Floods help enormously in balancing the health of wetlands by maintaining the chemical balance, restoring breeding grounds and increasing biodiversity stock.
These marshes are, in fact, the natural sponges in our environment. They help to capture and store pollutants which then undergo various physical and chemical changes. Floodwater thus helps to restore the chemical balance in the marshes making them more effective in pollution control.
Additionally, wetlands are important breeding sites for a number of creatures like fish, shrimps and crabs. Actually, a number of organisms depend on wetlands to spawn and grow. As wetlands are relatively calm and sheltered, they are the safest places for juveniles to develop.
Thus, when marshes flood, they bring in more nutrients. More food is then available for juveniles to develop and grow.
In the same manner, the rich diversity of creatures (insects, clams, fish etc.) in marshes feed on the excess nutrients. They grow and multiply thus becoming food for other organisms like birds, salamanders, turtles etc. In this way, the outburst of food attracts a plethora of creatures into wetlands.
Floods also help certain animals to migrate as well as disperse seeds of plants.
We have to keep in mind that flooding is a natural process in the environment. It becomes a problem when people live/build too close to floodplains. Or when they modify the land so much that it can no longer absorb water.
So, the negative effects of flooding are damage to built infrastructure, economic losses, loss of lives and social disruption, erosion and algal blooms.
Without a doubt, rushing water is very powerful. Whether it comes from a river overflow or a dam break, floods can destroy everything along their way.
They inundate houses, buildings, bridges and damage property. They can also initiate fires leading to explosions. Very often, they also damage drainage systems especially sewage networks. Waste matter thus spills leading to pollution. Or they contaminate water bodies making the water unfit for drinking.
As an example, the 2010 flood event in Pakistan damaged the property of 20 million people. And 10 million had no access to safe drinking water.
Such destruction obviously leads to drastic economic losses. Hurricane Katrina remains the most expensive flood in US history, totalling US $81 billion.
As floods destroy transportation and communication networks, people cannot work. They also wipe out agricultural land or transmit diseases to farm animals. In 2019, two storms flooded Malawi, Mozambique and Zimbabwe destroying 780,000 hectares of agricultural land.
Regions that depend on coastal tourism and associated businesses suffer significantly as well. Floods can severely affect their properties or even discourage tourists from visiting such places. While such businesses often have insurance cover to build back, it is yet another battle to get hold of that money.
When caught unaware, floods can kill thousands to millions of people at one go. This is especially real in Asia where people are mostly farmers who live close to floodplains. In fact, one of the worst floods ever occurred in China in 1931 on the Yangtze River. Torrential rain flooded a 1300 km2 area and killed around 4 million people directly and indirectly.
Moreover, floods can injure a number of people or lead to mental health issues. Very often, they also cause disease outbreaks such as diarrhoea and gastroenteritis as water becomes polluted.
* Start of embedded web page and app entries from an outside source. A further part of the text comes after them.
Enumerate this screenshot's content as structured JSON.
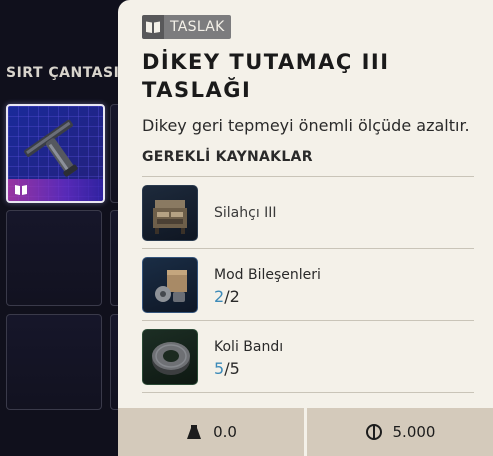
{
  "inventory": {
    "title": "SIRT ÇANTASI"
  },
  "tooltip": {
    "tag_icon": "blueprint-book-icon",
    "tag_label": "TASLAK",
    "title": "DİKEY TUTAMAÇ III TASLAĞI",
    "description": "Dikey geri tepmeyi önemli ölçüde azaltır.",
    "section_header": "GEREKLİ KAYNAKLAR",
    "resources": [
      {
        "name": "Silahçı III",
        "icon": "gunsmith-workbench-icon"
      },
      {
        "name": "Mod Bileşenleri",
        "have": "2",
        "sep": "/",
        "need": "2",
        "icon": "mod-components-icon"
      },
      {
        "name": "Koli Bandı",
        "have": "5",
        "sep": "/",
        "need": "5",
        "icon": "duct-tape-icon"
      }
    ],
    "footer": {
      "weight_icon": "weight-icon",
      "weight": "0.0",
      "price_icon": "currency-icon",
      "price": "5.000"
    }
  },
  "colors": {
    "panel_bg": "#f4f1e9",
    "footer_bg": "#d4cabb",
    "count_accent": "#3c8ab8",
    "slot_selected": "#1a2a9a"
  }
}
And on top of everything, as they destroy crops and farms, they disrupt the livelihoods of many communities.
As it is, extreme flooding events can wipe away significant amounts of sediment. This can eventually lead to bank erosion, collapse or even landslides where the terrain is steep.
For example, monsoon flooding causes severe erosion in the state of Assam, India. The width of the Brahmaputra River has increased by 15 km because of bank erosion!
Unfortunately, floods can also stimulate algal blooms in the sea, lakes and rivers. The load of nutrient especially phosphorous and nitrogen stimulate algae to grow and multiply rapidly. Eventually, they cover the surface of the water preventing oxygen from penetrating inside. As a result, organisms that live inside die.